Exercise objective: Could the data below be printed out exactly, with the pictures left out?

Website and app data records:
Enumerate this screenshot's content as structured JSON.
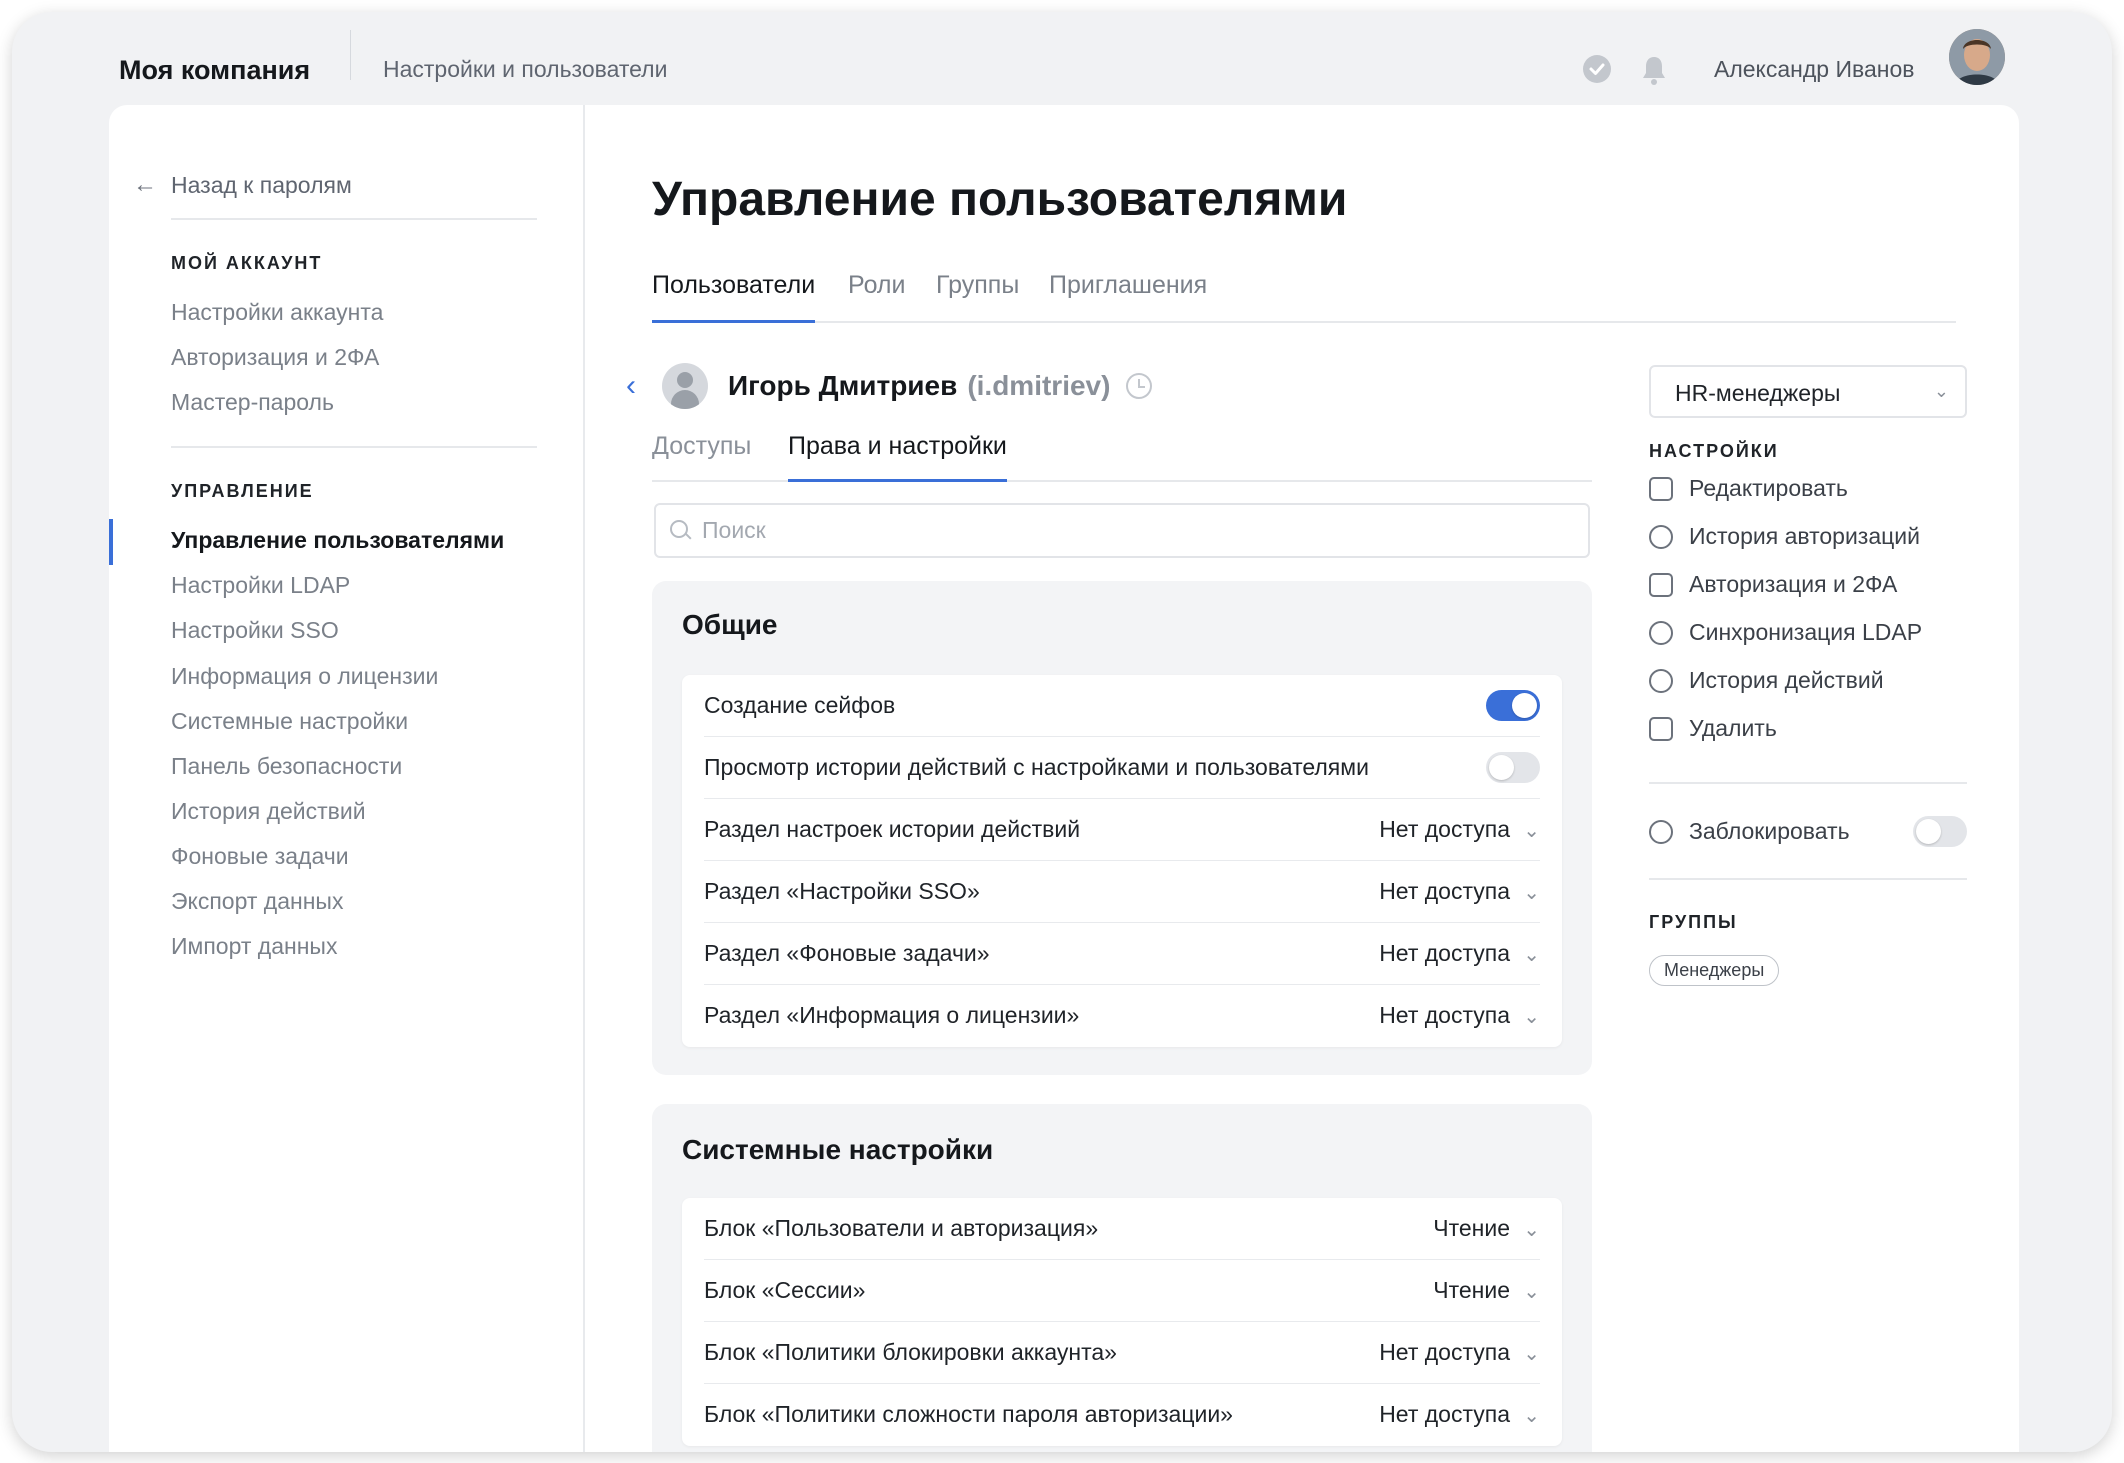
{
  "header": {
    "company": "Моя компания",
    "section": "Настройки и пользователи",
    "user_name": "Александр Иванов"
  },
  "sidebar": {
    "back_label": "Назад к паролям",
    "account_heading": "МОЙ АККАУНТ",
    "account_items": [
      "Настройки аккаунта",
      "Авторизация и 2ФА",
      "Мастер-пароль"
    ],
    "management_heading": "УПРАВЛЕНИЕ",
    "management_items": [
      "Управление пользователями",
      "Настройки LDAP",
      "Настройки SSO",
      "Информация о лицензии",
      "Системные настройки",
      "Панель безопасности",
      "История действий",
      "Фоновые задачи",
      "Экспорт данных",
      "Импорт данных"
    ]
  },
  "main": {
    "title": "Управление пользователями",
    "tabs": [
      "Пользователи",
      "Роли",
      "Группы",
      "Приглашения"
    ],
    "user": {
      "name": "Игорь Дмитриев",
      "login": "(i.dmitriev)"
    },
    "subtabs": [
      "Доступы",
      "Права и настройки"
    ],
    "search_placeholder": "Поиск",
    "groups": [
      {
        "title": "Общие",
        "rows": [
          {
            "label": "Создание сейфов",
            "toggle": true
          },
          {
            "label": "Просмотр истории действий с настройками и пользователями",
            "toggle": false
          },
          {
            "label": "Раздел настроек истории действий",
            "value": "Нет доступа"
          },
          {
            "label": "Раздел «Настройки SSO»",
            "value": "Нет доступа"
          },
          {
            "label": "Раздел «Фоновые задачи»",
            "value": "Нет доступа"
          },
          {
            "label": "Раздел «Информация о лицензии»",
            "value": "Нет доступа"
          }
        ]
      },
      {
        "title": "Системные настройки",
        "rows": [
          {
            "label": "Блок «Пользователи и авторизация»",
            "value": "Чтение"
          },
          {
            "label": "Блок «Сессии»",
            "value": "Чтение"
          },
          {
            "label": "Блок «Политики блокировки аккаунта»",
            "value": "Нет доступа"
          },
          {
            "label": "Блок «Политики сложности пароля авторизации»",
            "value": "Нет доступа"
          }
        ]
      }
    ]
  },
  "right_panel": {
    "role": "HR-менеджеры",
    "settings_heading": "НАСТРОЙКИ",
    "actions": [
      "Редактировать",
      "История авторизаций",
      "Авторизация и 2ФА",
      "Синхронизация LDAP",
      "История действий",
      "Удалить"
    ],
    "block_label": "Заблокировать",
    "block_enabled": false,
    "groups_heading": "ГРУППЫ",
    "groups": [
      "Менеджеры"
    ]
  },
  "colors": {
    "accent": "#3a6fd8",
    "muted": "#7a8089",
    "text": "#1f2328"
  }
}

Exercise output:
Enumerate this screenshot's content as structured JSON.
{
  "header": {
    "company": "Моя компания",
    "section": "Настройки и пользователи",
    "user_name": "Александр Иванов"
  },
  "sidebar": {
    "back_label": "Назад к паролям",
    "account_heading": "МОЙ АККАУНТ",
    "account_items": [
      "Настройки аккаунта",
      "Авторизация и 2ФА",
      "Мастер-пароль"
    ],
    "management_heading": "УПРАВЛЕНИЕ",
    "management_items": [
      "Управление пользователями",
      "Настройки LDAP",
      "Настройки SSO",
      "Информация о лицензии",
      "Системные настройки",
      "Панель безопасности",
      "История действий",
      "Фоновые задачи",
      "Экспорт данных",
      "Импорт данных"
    ]
  },
  "main": {
    "title": "Управление пользователями",
    "tabs": [
      "Пользователи",
      "Роли",
      "Группы",
      "Приглашения"
    ],
    "user": {
      "name": "Игорь Дмитриев",
      "login": "(i.dmitriev)"
    },
    "subtabs": [
      "Доступы",
      "Права и настройки"
    ],
    "search_placeholder": "Поиск",
    "groups": [
      {
        "title": "Общие",
        "rows": [
          {
            "label": "Создание сейфов",
            "toggle": true
          },
          {
            "label": "Просмотр истории действий с настройками и пользователями",
            "toggle": false
          },
          {
            "label": "Раздел настроек истории действий",
            "value": "Нет доступа"
          },
          {
            "label": "Раздел «Настройки SSO»",
            "value": "Нет доступа"
          },
          {
            "label": "Раздел «Фоновые задачи»",
            "value": "Нет доступа"
          },
          {
            "label": "Раздел «Информация о лицензии»",
            "value": "Нет доступа"
          }
        ]
      },
      {
        "title": "Системные настройки",
        "rows": [
          {
            "label": "Блок «Пользователи и авторизация»",
            "value": "Чтение"
          },
          {
            "label": "Блок «Сессии»",
            "value": "Чтение"
          },
          {
            "label": "Блок «Политики блокировки аккаунта»",
            "value": "Нет доступа"
          },
          {
            "label": "Блок «Политики сложности пароля авторизации»",
            "value": "Нет доступа"
          }
        ]
      }
    ]
  },
  "right_panel": {
    "role": "HR-менеджеры",
    "settings_heading": "НАСТРОЙКИ",
    "actions": [
      "Редактировать",
      "История авторизаций",
      "Авторизация и 2ФА",
      "Синхронизация LDAP",
      "История действий",
      "Удалить"
    ],
    "block_label": "Заблокировать",
    "block_enabled": false,
    "groups_heading": "ГРУППЫ",
    "groups": [
      "Менеджеры"
    ]
  },
  "colors": {
    "accent": "#3a6fd8",
    "muted": "#7a8089",
    "text": "#1f2328"
  }
}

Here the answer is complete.